[gclist] GCC 3.0 and GC?
Mon, 18 Jun 2001 09:55:16 -0700
Our collector is used in the Java (gcj) runtime. As a result, it is part of
the gcc source tree. I've been working on improving the interaction between
libgcj and the collector, though a lot of that didn't make it into gcc 3.0.
My understanding is that gcc itself uses a custom garbage collector to
manage the "tree" intermediate
code. AFAIK, it does not ever use our collector for this purpose. It was
motivated by the increasing complexity of memory management in gcc
front-ends. It does provide for different plug-in collectors. See ggc* in
the main gcc source directory. The interface to these collectors is very
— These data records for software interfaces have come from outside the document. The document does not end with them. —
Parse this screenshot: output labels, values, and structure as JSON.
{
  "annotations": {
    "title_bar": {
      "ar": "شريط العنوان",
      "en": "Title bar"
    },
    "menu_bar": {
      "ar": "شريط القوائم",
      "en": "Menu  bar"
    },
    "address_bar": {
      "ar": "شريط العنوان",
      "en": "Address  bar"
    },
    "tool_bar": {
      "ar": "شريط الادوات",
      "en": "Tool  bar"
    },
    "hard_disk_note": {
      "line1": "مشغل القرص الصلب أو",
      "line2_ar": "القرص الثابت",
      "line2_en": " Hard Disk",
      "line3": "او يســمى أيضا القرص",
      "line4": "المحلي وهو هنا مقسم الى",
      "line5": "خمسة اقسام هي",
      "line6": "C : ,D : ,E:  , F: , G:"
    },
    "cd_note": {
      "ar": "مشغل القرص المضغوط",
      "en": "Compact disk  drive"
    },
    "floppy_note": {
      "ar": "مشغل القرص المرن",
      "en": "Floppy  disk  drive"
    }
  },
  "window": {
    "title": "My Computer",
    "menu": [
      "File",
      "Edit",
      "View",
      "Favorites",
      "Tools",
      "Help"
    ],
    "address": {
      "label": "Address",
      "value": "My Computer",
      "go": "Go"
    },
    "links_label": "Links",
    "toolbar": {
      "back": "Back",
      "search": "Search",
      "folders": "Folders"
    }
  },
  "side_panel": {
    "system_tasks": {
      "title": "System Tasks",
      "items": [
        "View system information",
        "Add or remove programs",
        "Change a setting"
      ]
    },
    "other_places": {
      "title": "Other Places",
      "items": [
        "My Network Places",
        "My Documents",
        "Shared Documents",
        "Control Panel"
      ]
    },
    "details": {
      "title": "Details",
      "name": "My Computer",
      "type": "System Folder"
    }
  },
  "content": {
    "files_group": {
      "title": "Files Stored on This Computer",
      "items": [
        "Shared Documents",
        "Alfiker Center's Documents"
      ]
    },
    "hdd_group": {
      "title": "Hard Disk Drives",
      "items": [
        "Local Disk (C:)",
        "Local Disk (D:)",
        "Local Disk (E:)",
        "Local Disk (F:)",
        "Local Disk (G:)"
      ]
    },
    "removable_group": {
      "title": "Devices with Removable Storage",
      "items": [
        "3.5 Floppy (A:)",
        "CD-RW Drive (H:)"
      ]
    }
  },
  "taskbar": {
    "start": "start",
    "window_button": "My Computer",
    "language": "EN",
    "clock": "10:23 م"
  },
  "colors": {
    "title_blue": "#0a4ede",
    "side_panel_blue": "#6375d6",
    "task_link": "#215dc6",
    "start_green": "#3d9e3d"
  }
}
specific to the gcc tree data structure.
I could not quickly find the discussion that led up to this, though it may
well have occurred on the gcc mailing list.
> -----Original Message-----
> From: Gabriel Dos Reis [mailto:Gabriel.Dos-Reis@cmla.ens-cachan.fr]
> Sent: Monday, June 18, 2001 7:50 AM
> To: firstname.lastname@example.org
> Subject: Re: [gclist] GCC 3.0 and GC?
> Daniel Wang <danwang@CS.Princeton.EDU> writes:
> | >From
> | http://gcc.gnu.org/gcc-3.0/features.html
> | New Languages and Language specific improvements:
> | The GNU Compiler for the Java(TM) language (GCJ) is now
> integrated and
> | supported, ... and the Boehm conservative garbage collector.
> | Other significant improvements: Garbage collection used
> internally by the
> | compiler for most memory allocation instead of obstacks.
> | So does this mean GCC is now using the Bohem conservative
> collector? Or is
> | gcc using a different GC internally.
> GCC is now using the Bohem collector.
> | ... I'm generally, curious as to why the
> | GCC developers decided to take the plunge and adopt GC.
> Using a GC in lieu of obstack hackery makes it easier to fix some
> obscure bugs. That also simplifies considerably the compiler.
> -- Gaby